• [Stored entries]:

▬▬▬▬▬▬

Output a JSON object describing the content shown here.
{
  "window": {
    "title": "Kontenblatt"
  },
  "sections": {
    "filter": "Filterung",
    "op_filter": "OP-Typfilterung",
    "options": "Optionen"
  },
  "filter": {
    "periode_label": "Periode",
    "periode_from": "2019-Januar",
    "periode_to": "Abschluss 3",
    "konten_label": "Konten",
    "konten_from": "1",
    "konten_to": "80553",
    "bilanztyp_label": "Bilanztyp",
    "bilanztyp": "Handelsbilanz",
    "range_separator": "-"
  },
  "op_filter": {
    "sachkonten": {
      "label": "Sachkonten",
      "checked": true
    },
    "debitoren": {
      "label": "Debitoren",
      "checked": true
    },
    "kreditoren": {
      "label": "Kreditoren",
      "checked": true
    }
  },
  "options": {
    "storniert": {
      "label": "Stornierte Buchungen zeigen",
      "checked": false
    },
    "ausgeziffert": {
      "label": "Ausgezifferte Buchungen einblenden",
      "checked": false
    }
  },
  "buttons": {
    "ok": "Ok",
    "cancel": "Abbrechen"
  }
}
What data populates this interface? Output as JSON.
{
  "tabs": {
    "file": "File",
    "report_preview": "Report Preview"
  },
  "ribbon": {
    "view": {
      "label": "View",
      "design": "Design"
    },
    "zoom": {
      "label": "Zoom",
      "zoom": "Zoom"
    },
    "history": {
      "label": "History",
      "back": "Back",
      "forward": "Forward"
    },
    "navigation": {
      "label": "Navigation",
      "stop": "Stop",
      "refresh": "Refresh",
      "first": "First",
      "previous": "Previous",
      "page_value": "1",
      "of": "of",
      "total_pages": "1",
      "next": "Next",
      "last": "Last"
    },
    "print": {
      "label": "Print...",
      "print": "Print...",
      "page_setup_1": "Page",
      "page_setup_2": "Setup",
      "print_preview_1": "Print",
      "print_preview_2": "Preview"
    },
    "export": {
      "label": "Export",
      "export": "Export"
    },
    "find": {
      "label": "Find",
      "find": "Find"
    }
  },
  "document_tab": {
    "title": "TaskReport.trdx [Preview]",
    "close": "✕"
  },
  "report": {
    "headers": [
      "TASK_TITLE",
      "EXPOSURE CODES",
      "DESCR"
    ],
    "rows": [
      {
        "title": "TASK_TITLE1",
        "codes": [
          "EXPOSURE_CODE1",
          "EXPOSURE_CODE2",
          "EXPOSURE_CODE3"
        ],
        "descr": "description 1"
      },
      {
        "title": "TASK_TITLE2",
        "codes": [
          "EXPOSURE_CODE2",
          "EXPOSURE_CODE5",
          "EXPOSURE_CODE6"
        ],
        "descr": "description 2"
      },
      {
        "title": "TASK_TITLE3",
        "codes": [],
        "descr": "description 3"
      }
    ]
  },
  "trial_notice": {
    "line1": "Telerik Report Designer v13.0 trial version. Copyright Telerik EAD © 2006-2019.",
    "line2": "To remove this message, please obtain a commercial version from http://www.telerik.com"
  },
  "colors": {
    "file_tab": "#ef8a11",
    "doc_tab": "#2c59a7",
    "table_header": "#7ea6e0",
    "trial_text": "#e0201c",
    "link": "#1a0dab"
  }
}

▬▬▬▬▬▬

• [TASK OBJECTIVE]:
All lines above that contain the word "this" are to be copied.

• [YOUR RESPONSE]:
What data populates this interface? Output as JSON.
    "line2": "To remove this message, please obtain a commercial version from http://www.telerik.com"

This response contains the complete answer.